1855 – William Charles Scully, South African novelist, poet, travel writer, nonfiction author, and short-story writer who was one of his country’s best-known writers, although his work is little known outside of South Africa; his writing was unusual for the time in that it was generally sympathetic with aboriginal African peoples.
1873 – Guillermo Valencia, Colombian poet, translator, and statesman whose poems are noted for their Modernist experimentation and exotic imagery.

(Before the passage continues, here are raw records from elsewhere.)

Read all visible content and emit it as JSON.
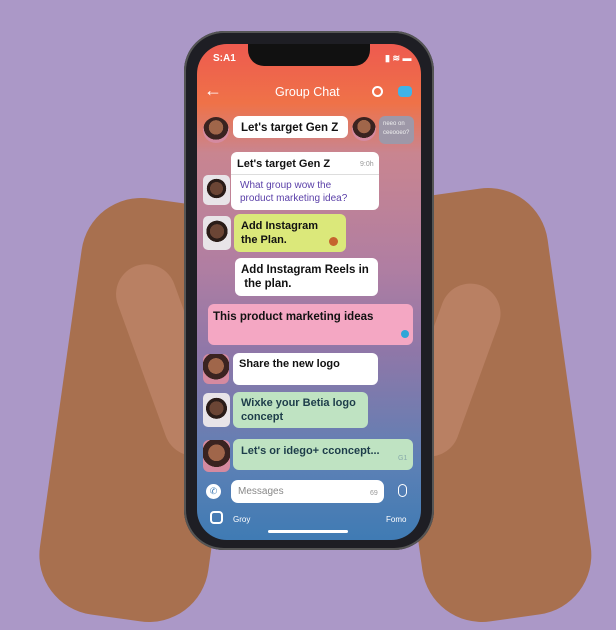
{
  "status": {
    "time": "S:A1"
  },
  "header": {
    "title": "Group Chat",
    "back_icon": "arrow-left-icon",
    "search_icon": "search-icon",
    "chat_icon": "chat-bubble-icon"
  },
  "messages": [
    {
      "text": "Let's target Gen Z"
    },
    {
      "text": "neeo on\nceeooeo?"
    },
    {
      "title": "Let's target Gen Z",
      "time": "9:0h",
      "body": "What group wow the\nproduct marketing idea?"
    },
    {
      "text": "Add Instagram\nthe Plan."
    },
    {
      "text": "Add Instagram Reels in\n the plan."
    },
    {
      "text": "This product marketing ideas"
    },
    {
      "text": "Share the new logo"
    },
    {
      "text": "Wixke your Betia logo\nconcept"
    },
    {
      "text": "Let's or idego+ cconcept...",
      "time": "G1"
    }
  ],
  "composer": {
    "placeholder": "Messages",
    "count": "69"
  },
  "bottom": {
    "left_label": "Groy",
    "right_label": "Fomo"
  },
  "colors": {
    "background": "#ab98c7",
    "header_top": "#ee5a4f",
    "bottom": "#3f7bb4",
    "yellow_bubble": "#dbe87a",
    "pink_bubble": "#f4a7c3",
    "green_bubble": "#bfe3c2"
  }
}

His son Guillermo León Valencia grew up to be President of Colombia, while his daughter Josefina Valencia Muñoz became Governor of Cauca.
1882 – Jean (Hippolyte) Giraudoux, French playwright and novelist who penned La Folle de Chaillot (“The Madwoman of Chaillot”); his stylized dramas focused on universal themes of love, death, and war, with characters who often represented abstract ideas.
1890 – Claire Goll (born Clara Aischmann), German-French writer, novelist, short-story author, poet, journalist, and peace activist.
1892 – Wendy Wood (born Gwendoline Emily Meacham), English born British and South African writer, artist, sculptor, and activist for Scottish independence who was controversial because of her theatrical political tactics.
1899 – Kate Seredy, Caldecott and Newbery Medal-winning Hungarian-born children’s author and illustrator who relocated to the United States in her 20s and wrote most of her books in English, a language she did not learn until adulthood.
1904 – Audrey Alexandra Brown, Canadian poet, writer, journalist, and essayist who was named an Officer of the Order of Canada “for her contributions to Canadian poetry”; she sometimes used the pseudonym Khoji.
1905 – Henry Greene, pen name of Henry Vincent Yorke, English author best known for modernist novels in which he avoided the use of definite articles in his writing, to reflect a Birmingham accent; the New York Review of Books said Green was “one of the 20th century’s great unpeggable originals, each of whose novels (each of whose sentences, you could even say) takes off for new and unexpected places.”
1924 – Zbigniew Herbert, Polish poet, essayist, and playwright.
1925 – Dominick Dunne, U.S. writer, journalist, television commentator, and film and television producer whose work often dealt with the upper class and the legal system.
1927 – Annie Riis, award-winning Norwegian writer, poet, children’s author, and translator.
1941 – Bakdi Soemanto, Indonesian writer, poet, editor, playwright, and professor.
1945 – Reynaldo A. Duque, award-winning Filipino Ilocano writer, magazine editor, novelist, poet, playwright, scriptwriter, and translator who writes in Ilocano, Filipino, and English).
1948 – Frans de Waal (full name Franciscus Bernardus Maria “Frans” de Waal), award-winning Dutch primatologist, ethologist, author, columnist, and professor whose research centers on primate social behavior; he is best known for his books Our Inner Ape and The Bonobo and the Atheist.
1954 – Lee Child, pen name of Lee Grant, award-winning British thriller writer known for his Jack Reacher series about a former American military police officer.
1958 – Ann-Marie MacDonald, award-winning Canadian playwright, author, and actress whose first novel, Fall On Your Knees, was an Oprah’s Book Club selection.
1958 – David Remnick, Pulitzer Prize-winning U.S. author, biographer, editor, and journalist best known for his book Lenin’s Tomb: The Last Days of the Soviet Empire.
1963 – Gerald Morris, U.S. author known for young-adult fiction that is set in the Middle Ages and blends retellings of the King Arthur legends with new storylines involving the knights of the Round Table.
1965 – Chen Xiaoxu, Chinese writer, poet, actress, and businessperson who became a Buddhist nun.
1967 – Shehu Sani, Nigerian senator, author, playwright, poet, and human rights activist.
1974 – Liesel Schwarz, South African-born British steampunk author who is often referred to as the High Priestess of British Steampunk.